Non-security-critical use-cases

Let’s begin by considering non-security-critical use-cases. Maybe you’re making a game, doing some stochastic path tracing, or making a hashmap with random iteration order. For all these cases, the generator’s output doesn’t have to be perfectly random; it just has to look “random enough”. For these cases something like a PCG-based generator or wyrand is sufficient, and CCRandomGenerateBytes (let alone getentropy(2)) would be overkill (and far slower, for sure).
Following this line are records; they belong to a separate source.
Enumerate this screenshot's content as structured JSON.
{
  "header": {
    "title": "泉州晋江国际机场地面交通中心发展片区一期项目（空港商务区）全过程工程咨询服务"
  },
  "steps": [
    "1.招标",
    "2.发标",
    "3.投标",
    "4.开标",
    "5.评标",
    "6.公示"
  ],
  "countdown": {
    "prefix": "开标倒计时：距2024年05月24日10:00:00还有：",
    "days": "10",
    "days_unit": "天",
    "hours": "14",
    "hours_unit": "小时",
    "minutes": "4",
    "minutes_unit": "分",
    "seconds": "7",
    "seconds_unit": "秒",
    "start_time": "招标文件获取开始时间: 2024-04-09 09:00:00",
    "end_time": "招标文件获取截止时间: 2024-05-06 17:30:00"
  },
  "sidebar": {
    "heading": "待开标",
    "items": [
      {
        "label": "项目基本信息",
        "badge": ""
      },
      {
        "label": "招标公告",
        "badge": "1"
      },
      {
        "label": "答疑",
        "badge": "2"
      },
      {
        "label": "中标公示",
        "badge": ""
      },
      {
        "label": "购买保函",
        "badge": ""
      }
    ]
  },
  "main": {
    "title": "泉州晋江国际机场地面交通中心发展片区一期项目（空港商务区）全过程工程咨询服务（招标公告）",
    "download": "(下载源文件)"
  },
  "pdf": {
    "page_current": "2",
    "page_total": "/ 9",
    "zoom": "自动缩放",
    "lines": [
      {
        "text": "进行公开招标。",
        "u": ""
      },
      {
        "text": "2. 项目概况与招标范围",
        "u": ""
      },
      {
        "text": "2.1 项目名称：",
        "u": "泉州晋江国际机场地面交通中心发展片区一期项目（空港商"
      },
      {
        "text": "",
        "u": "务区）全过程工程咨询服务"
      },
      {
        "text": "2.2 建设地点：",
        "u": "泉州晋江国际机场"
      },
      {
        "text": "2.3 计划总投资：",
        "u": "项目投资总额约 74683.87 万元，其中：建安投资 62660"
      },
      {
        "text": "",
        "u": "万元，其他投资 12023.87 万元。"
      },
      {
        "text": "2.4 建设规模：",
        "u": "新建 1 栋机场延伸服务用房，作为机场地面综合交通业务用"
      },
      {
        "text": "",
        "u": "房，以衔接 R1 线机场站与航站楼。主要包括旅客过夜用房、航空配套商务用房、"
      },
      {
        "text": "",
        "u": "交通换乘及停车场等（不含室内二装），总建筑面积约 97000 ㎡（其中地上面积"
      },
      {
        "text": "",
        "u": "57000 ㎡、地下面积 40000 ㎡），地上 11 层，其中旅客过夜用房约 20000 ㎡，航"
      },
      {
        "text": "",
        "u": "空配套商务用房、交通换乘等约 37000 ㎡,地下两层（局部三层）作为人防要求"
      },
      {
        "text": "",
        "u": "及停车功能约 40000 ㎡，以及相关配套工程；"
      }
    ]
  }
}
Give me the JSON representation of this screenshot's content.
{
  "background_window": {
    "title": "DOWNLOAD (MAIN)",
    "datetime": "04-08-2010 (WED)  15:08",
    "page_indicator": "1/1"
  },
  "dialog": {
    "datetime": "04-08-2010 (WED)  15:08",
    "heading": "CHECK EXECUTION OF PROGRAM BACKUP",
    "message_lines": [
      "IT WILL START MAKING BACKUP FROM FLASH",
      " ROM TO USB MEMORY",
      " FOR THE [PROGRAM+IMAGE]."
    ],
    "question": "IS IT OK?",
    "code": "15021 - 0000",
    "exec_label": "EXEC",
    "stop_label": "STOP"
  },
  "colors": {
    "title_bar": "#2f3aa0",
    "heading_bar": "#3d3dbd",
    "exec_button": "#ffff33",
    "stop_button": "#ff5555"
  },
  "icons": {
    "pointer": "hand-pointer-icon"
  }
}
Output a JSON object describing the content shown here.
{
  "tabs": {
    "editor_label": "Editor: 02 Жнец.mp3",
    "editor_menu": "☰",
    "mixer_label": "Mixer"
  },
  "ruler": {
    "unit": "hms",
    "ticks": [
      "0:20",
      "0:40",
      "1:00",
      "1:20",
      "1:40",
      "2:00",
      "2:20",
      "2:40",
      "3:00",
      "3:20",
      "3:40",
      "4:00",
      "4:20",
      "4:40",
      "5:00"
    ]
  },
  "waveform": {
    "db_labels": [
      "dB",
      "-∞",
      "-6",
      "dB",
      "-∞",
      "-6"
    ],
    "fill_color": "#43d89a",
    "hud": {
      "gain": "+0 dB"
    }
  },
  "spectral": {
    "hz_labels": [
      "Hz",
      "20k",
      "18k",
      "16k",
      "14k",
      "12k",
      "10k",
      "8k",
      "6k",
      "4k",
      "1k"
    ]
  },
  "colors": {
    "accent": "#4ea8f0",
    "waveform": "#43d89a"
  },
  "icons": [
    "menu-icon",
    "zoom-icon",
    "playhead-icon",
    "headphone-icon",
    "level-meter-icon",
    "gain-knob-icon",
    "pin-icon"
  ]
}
If I’m suggesting a custom RNG for these scenarios, where does that RNG get its seed from? Given that these non-cryptographically-secure random number generators have periods that reach easily into the quintillions, you’ll only have to seed the generator once during startup. Thus, the time taken to generate a seed is immaterial. Since uniformly-distributed random data doesn’t magically get “more random” by passing it through successive random number generators (no matter how cryptographically-secure they may be), you might as well just generate seeds using getentropy(2) directly and avoid the indirection introduced by CCRandomGenerateBytes. We’re only generating a seed once, so the performance gains from layering AES on top of the kernel’s random number generator in userspace aren’t important to us.
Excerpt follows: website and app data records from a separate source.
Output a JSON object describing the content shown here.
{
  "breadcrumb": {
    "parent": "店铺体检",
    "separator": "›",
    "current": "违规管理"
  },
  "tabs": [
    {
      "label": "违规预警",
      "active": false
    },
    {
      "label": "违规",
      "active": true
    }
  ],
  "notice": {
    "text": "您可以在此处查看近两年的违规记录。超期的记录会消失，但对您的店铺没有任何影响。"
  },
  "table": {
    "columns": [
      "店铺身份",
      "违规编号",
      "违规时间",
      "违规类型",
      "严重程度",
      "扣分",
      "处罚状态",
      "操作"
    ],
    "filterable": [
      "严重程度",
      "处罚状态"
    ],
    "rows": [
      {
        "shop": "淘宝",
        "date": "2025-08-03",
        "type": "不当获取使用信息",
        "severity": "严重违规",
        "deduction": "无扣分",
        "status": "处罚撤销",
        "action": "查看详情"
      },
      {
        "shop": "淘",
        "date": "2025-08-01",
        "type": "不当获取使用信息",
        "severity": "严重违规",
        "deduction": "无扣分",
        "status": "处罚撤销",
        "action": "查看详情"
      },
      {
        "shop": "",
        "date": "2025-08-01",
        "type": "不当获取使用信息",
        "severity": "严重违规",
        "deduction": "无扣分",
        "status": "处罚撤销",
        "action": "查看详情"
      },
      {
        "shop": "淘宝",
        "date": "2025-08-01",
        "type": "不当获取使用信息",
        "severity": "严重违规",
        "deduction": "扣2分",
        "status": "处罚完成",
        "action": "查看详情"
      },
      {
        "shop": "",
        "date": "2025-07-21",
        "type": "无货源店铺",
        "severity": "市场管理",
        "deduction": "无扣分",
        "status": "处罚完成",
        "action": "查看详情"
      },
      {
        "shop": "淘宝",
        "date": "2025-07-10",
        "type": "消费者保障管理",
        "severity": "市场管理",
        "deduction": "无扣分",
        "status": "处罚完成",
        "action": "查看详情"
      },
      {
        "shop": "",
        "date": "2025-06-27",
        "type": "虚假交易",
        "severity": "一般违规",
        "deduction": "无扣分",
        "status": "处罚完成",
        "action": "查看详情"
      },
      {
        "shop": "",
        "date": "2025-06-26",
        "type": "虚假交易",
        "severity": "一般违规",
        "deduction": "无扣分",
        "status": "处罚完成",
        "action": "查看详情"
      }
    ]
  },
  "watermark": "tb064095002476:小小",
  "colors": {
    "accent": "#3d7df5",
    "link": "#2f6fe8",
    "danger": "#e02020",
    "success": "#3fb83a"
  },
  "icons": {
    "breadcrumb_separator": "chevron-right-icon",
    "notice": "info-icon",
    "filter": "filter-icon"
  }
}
However, there’s a problem: out of all the Darwin-based operating systems, macOS is the only one that supports getentropy(2) as a public API. Although, yes, using getentropy(2) to generate seeds may technically be more optimal, we have to remember the use-case – it just doesn’t matter. So, for simplicity, I’d suggest using CCRandomGenerateBytes on all platforms to seed random number generators which don’t have to be cryptographically secure.

Security-critical use-cases
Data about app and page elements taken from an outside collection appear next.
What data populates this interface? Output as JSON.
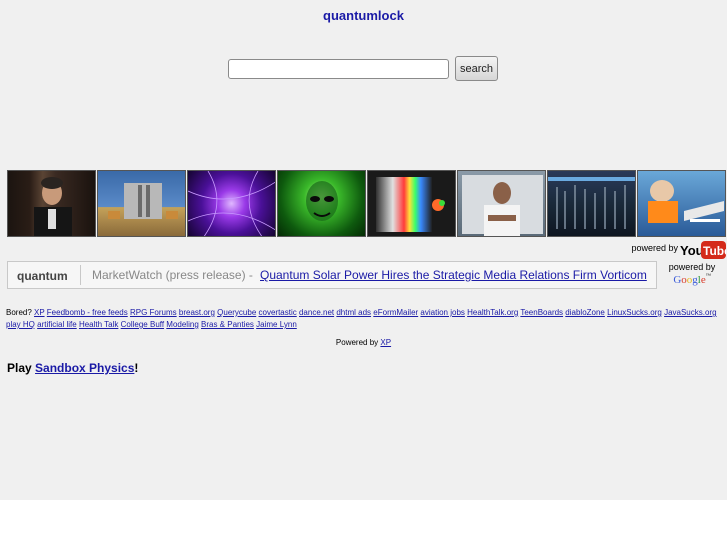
{
  "header": {
    "title": "quantumlock"
  },
  "search": {
    "value": "",
    "button_label": "search"
  },
  "thumbnails": [
    "Man in suit speaking",
    "Room with sliding door",
    "Purple particle swirl",
    "Green glowing face",
    "Spectrum light beam",
    "Man in white shirt lecturing",
    "Dark bars in blue",
    "Cartoon pilot"
  ],
  "youtube": {
    "powered_by": "powered by",
    "logo_you": "You",
    "logo_tube": "Tube"
  },
  "news": {
    "keyword": "quantum",
    "source": "MarketWatch (press release) -",
    "headline": "Quantum Solar Power Hires the Strategic Media Relations Firm Vorticom"
  },
  "google": {
    "powered_by": "powered by",
    "logo": "Google"
  },
  "links": {
    "prefix": "Bored?",
    "items": [
      "XP",
      "Feedbomb - free feeds",
      "RPG Forums",
      "breast.org",
      "Querycube",
      "covertastic",
      "dance.net",
      "dhtml ads",
      "eFormMailer",
      "aviation jobs",
      "HealthTalk.org",
      "TeenBoards",
      "diabloZone",
      "LinuxSucks.org",
      "JavaSucks.org",
      "play HQ",
      "artificial life",
      "Health Talk",
      "College Buff",
      "Modeling",
      "Bras & Panties",
      "Jaime Lynn"
    ]
  },
  "footer": {
    "powered_by": "Powered by",
    "powered_link": "XP"
  },
  "play": {
    "prefix": "Play",
    "link": "Sandbox Physics",
    "suffix": "!"
  }
}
Moving on to security-critical workloads like generating encryption keys: please just call CCRandomGenerateBytes. getentropy(2) is too slow and is too limited in output size to be used directly for generating random data. Instead, as the manpage suggests, it should be used to seed other, faster userspace generators (which is what ccrng does!). Writing your own cryptographically-secure random number generator is risky: bugs in your hand-rolled RNG won’t be detected as quickly as those in an extremely-widely-deployed RNG like ccrng, and I doubt you have the time to optimize it like Apple does.

  1. For the pedants among you, I’m only including Apple operating systems based on Darwin here, i.e. macOS, iOS, watchOS, tvOS & visionOS. (Go look up RTKit!) ↩︎

  2. random(3) source, rand48(3) source↩︎

  3. I sunk way more time into this than I’m willing to admit, and at one point I decided to cut my losses and leave the diagram unfinished. I got super confused by cckprng calling, seemingly recursively, back into getentropy(2)??? No idea what’s going on there. Never did I manage to trace where the randomness truly comes from. ↩︎

  4. The kernel seeds its random number generator from, among other sources, the Secure Enclave’s hardware random number generator. So, it might be possible to get closer to “true randomness” by generating key pairs on the Secure Enclave and using the bytes of the CPU-accessible half of the key pair.

    This doesn’t get us all the way though, since the Secure Enclave’s TRNG actually layers AES on top of the ring oscillators (?) it uses. There’s probably a very good reason for this, but I mean come onccrng_generate is an AES layer on top of cckprng, which (I think) is a Fortuna layer on top of the Secure Enclave’s TRNG, which is another AES layer on top of whatever these ring oscillator thingies are!! I have absolutely no idea about any of this stuff, and I’m sure the people working on this know what they’re doing, so it’s probably all very reasonable. It is quite amusing to me, though. ↩︎

  5. I briefly saw something in the corecrypto source which mentioned a reseed period of five seconds, though it could be that was for something else. Given what I saw about different ways a reseed can be triggered, I imagine there’s things which could cause a getentropy(2) call outside of the every-five-seconds schedule. ↩︎

Luna Razzaghipour
8 April 2024